Posted: 31 May 2011, in Blog

Plan A is obsolete – where is Plan B?

John Lewis has produced a new innovation in social enterprise with the announcement of its fixed rate bond for “partners” and JL card holders. Investors also get a 2% gift voucher bonus. The jargon is all about the development of non-banking (disintermediated) lending channels to improve macroeconomic performance etc.

Meanwhile, George Osborne has resurrected Enterprise Zones (EZs) as a stimulus for entrepreneurs outside the South East. Up here, Mike Russell has suggested that students at Scottish universities could get a degree in 2 years if they met certain criteria – university flexibility is the watchword du jour.

How about a wee bit of joined up thinking here?
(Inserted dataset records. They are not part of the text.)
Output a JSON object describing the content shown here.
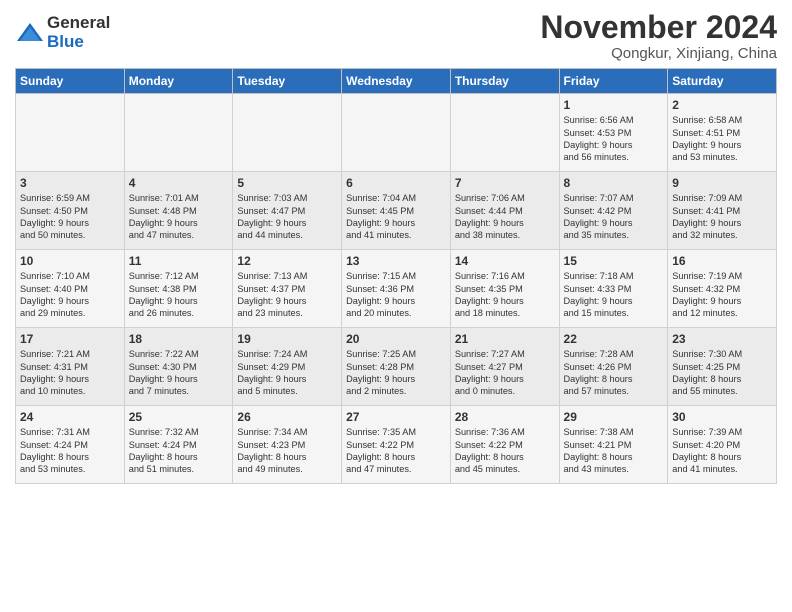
{
  "header": {
    "logo_line1": "General",
    "logo_line2": "Blue",
    "month": "November 2024",
    "location": "Qongkur, Xinjiang, China"
  },
  "weekdays": [
    "Sunday",
    "Monday",
    "Tuesday",
    "Wednesday",
    "Thursday",
    "Friday",
    "Saturday"
  ],
  "weeks": [
    [
      {
        "day": "",
        "info": ""
      },
      {
        "day": "",
        "info": ""
      },
      {
        "day": "",
        "info": ""
      },
      {
        "day": "",
        "info": ""
      },
      {
        "day": "",
        "info": ""
      },
      {
        "day": "1",
        "info": "Sunrise: 6:56 AM\nSunset: 4:53 PM\nDaylight: 9 hours\nand 56 minutes."
      },
      {
        "day": "2",
        "info": "Sunrise: 6:58 AM\nSunset: 4:51 PM\nDaylight: 9 hours\nand 53 minutes."
      }
    ],
    [
      {
        "day": "3",
        "info": "Sunrise: 6:59 AM\nSunset: 4:50 PM\nDaylight: 9 hours\nand 50 minutes."
      },
      {
        "day": "4",
        "info": "Sunrise: 7:01 AM\nSunset: 4:48 PM\nDaylight: 9 hours\nand 47 minutes."
      },
      {
        "day": "5",
        "info": "Sunrise: 7:03 AM\nSunset: 4:47 PM\nDaylight: 9 hours\nand 44 minutes."
      },
      {
        "day": "6",
        "info": "Sunrise: 7:04 AM\nSunset: 4:45 PM\nDaylight: 9 hours\nand 41 minutes."
      },
      {
        "day": "7",
        "info": "Sunrise: 7:06 AM\nSunset: 4:44 PM\nDaylight: 9 hours\nand 38 minutes."
      },
      {
        "day": "8",
        "info": "Sunrise: 7:07 AM\nSunset: 4:42 PM\nDaylight: 9 hours\nand 35 minutes."
      },
      {
        "day": "9",
        "info": "Sunrise: 7:09 AM\nSunset: 4:41 PM\nDaylight: 9 hours\nand 32 minutes."
      }
    ],
    [
      {
        "day": "10",
        "info": "Sunrise: 7:10 AM\nSunset: 4:40 PM\nDaylight: 9 hours\nand 29 minutes."
      },
      {
        "day": "11",
        "info": "Sunrise: 7:12 AM\nSunset: 4:38 PM\nDaylight: 9 hours\nand 26 minutes."
      },
      {
        "day": "12",
        "info": "Sunrise: 7:13 AM\nSunset: 4:37 PM\nDaylight: 9 hours\nand 23 minutes."
      },
      {
        "day": "13",
        "info": "Sunrise: 7:15 AM\nSunset: 4:36 PM\nDaylight: 9 hours\nand 20 minutes."
      },
      {
        "day": "14",
        "info": "Sunrise: 7:16 AM\nSunset: 4:35 PM\nDaylight: 9 hours\nand 18 minutes."
      },
      {
        "day": "15",
        "info": "Sunrise: 7:18 AM\nSunset: 4:33 PM\nDaylight: 9 hours\nand 15 minutes."
      },
      {
        "day": "16",
        "info": "Sunrise: 7:19 AM\nSunset: 4:32 PM\nDaylight: 9 hours\nand 12 minutes."
      }
    ],
    [
      {
        "day": "17",
        "info": "Sunrise: 7:21 AM\nSunset: 4:31 PM\nDaylight: 9 hours\nand 10 minutes."
      },
      {
        "day": "18",
        "info": "Sunrise: 7:22 AM\nSunset: 4:30 PM\nDaylight: 9 hours\nand 7 minutes."
      },
      {
        "day": "19",
        "info": "Sunrise: 7:24 AM\nSunset: 4:29 PM\nDaylight: 9 hours\nand 5 minutes."
      },
      {
        "day": "20",
        "info": "Sunrise: 7:25 AM\nSunset: 4:28 PM\nDaylight: 9 hours\nand 2 minutes."
      },
      {
        "day": "21",
        "info": "Sunrise: 7:27 AM\nSunset: 4:27 PM\nDaylight: 9 hours\nand 0 minutes."
      },
      {
        "day": "22",
        "info": "Sunrise: 7:28 AM\nSunset: 4:26 PM\nDaylight: 8 hours\nand 57 minutes."
      },
      {
        "day": "23",
        "info": "Sunrise: 7:30 AM\nSunset: 4:25 PM\nDaylight: 8 hours\nand 55 minutes."
      }
    ],
    [
      {
        "day": "24",
        "info": "Sunrise: 7:31 AM\nSunset: 4:24 PM\nDaylight: 8 hours\nand 53 minutes."
      },
      {
        "day": "25",
        "info": "Sunrise: 7:32 AM\nSunset: 4:24 PM\nDaylight: 8 hours\nand 51 minutes."
      },
      {
        "day": "26",
        "info": "Sunrise: 7:34 AM\nSunset: 4:23 PM\nDaylight: 8 hours\nand 49 minutes."
      },
      {
        "day": "27",
        "info": "Sunrise: 7:35 AM\nSunset: 4:22 PM\nDaylight: 8 hours\nand 47 minutes."
      },
      {
        "day": "28",
        "info": "Sunrise: 7:36 AM\nSunset: 4:22 PM\nDaylight: 8 hours\nand 45 minutes."
      },
      {
        "day": "29",
        "info": "Sunrise: 7:38 AM\nSunset: 4:21 PM\nDaylight: 8 hours\nand 43 minutes."
      },
      {
        "day": "30",
        "info": "Sunrise: 7:39 AM\nSunset: 4:20 PM\nDaylight: 8 hours\nand 41 minutes."
      }
    ]
  ]
}
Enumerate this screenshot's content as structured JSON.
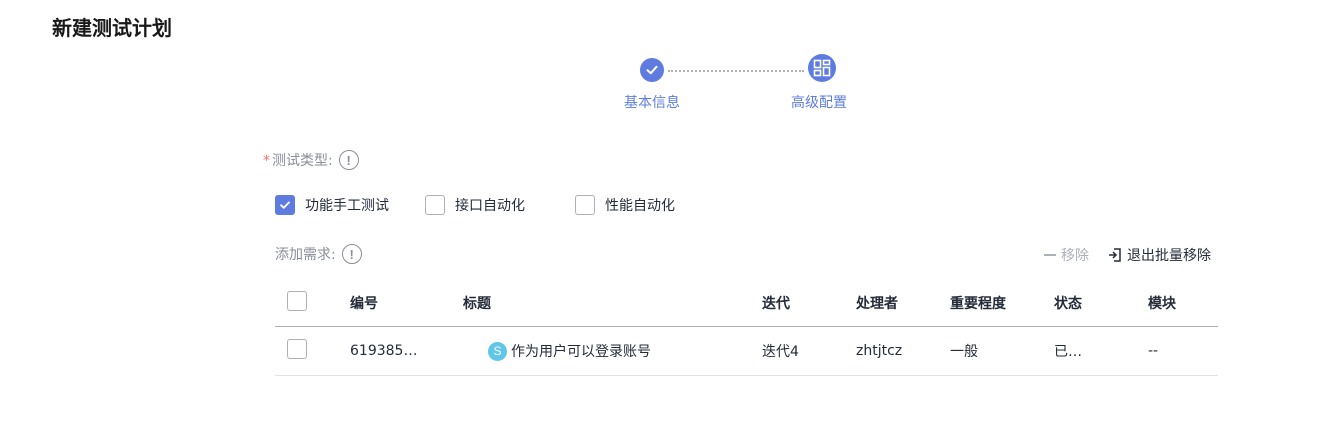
{
  "page": {
    "title": "新建测试计划"
  },
  "stepper": {
    "steps": [
      {
        "label": "基本信息",
        "status": "completed",
        "icon": "check-icon"
      },
      {
        "label": "高级配置",
        "status": "active",
        "icon": "layout-icon"
      }
    ]
  },
  "test_type": {
    "label": "测试类型:",
    "required": "*",
    "info": "!",
    "options": [
      {
        "label": "功能手工测试",
        "checked": true
      },
      {
        "label": "接口自动化",
        "checked": false
      },
      {
        "label": "性能自动化",
        "checked": false
      }
    ]
  },
  "requirements": {
    "label": "添加需求:",
    "info": "!",
    "remove_label": "移除",
    "exit_batch_label": "退出批量移除",
    "remove_icon": "minus-icon",
    "exit_icon": "exit-icon"
  },
  "table": {
    "columns": [
      "编号",
      "标题",
      "迭代",
      "处理者",
      "重要程度",
      "状态",
      "模块"
    ],
    "rows": [
      {
        "id": "619385…",
        "type_icon": "S",
        "title": "作为用户可以登录账号",
        "iteration": "迭代4",
        "assignee": "zhtjtcz",
        "priority": "一般",
        "status": "已…",
        "module": "--"
      }
    ]
  },
  "colors": {
    "accent": "#5e7ce0",
    "story_icon": "#5fc6e8",
    "required": "#f66f6a"
  }
}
Why don’t we accept that in some respects, universities can display socially entrepreneurial characteristics? So, why don’t we start an innovation revolution here in Scotland?

We could transform university campuses into CIC EZs and declare that any business based there will receive tax breaks, knowledge transfer opportunities and exclusive funding opportunities. These CICs could issue JL style bonds to investors for the purchase of land/buildings to create new campus EZs or the purchase of local authority owned business parks to turn them into campus EZs.

I’d insist on the condition that the new CICs had at least one external social enterprise partner represented on the board. Governance would not be dominated by university executives but would require a majority of “externals”. Politicians would be explicitly barred from board membership.

As for education, more students could gain from a university education if we got truly innovative. How about some students electing to enrol at a National University of Scotland and be able to receive their education virtually/online/distance learning via a system of lectures and material available to download and use at their convenience? Offline traditional teaching could still be provided but the choice of what style of education to purchase would be in the hands of the consumer – not the supplier. Each existing university would have to open up its expertise “to the nation” but could build their businesses as they saw fit. Students could buy their education from different universities.

I’d also want competition in the EZ market so I’d give Social Landlords similar powers to create new EZs on their land. To prevent RSL dominance of the governance structures they would also require a majority of non RSL externals on these boards too – with the proviso that no politicians would be allowed and that at least one external social enterprise had to be represented.

There, money, governance, enterprise and HE all joined up. Is that innovative enough for you?


NOTE: This blog does not necessarily reflect the views of the Scottish Social Enterprise Coalition or endorse any political position.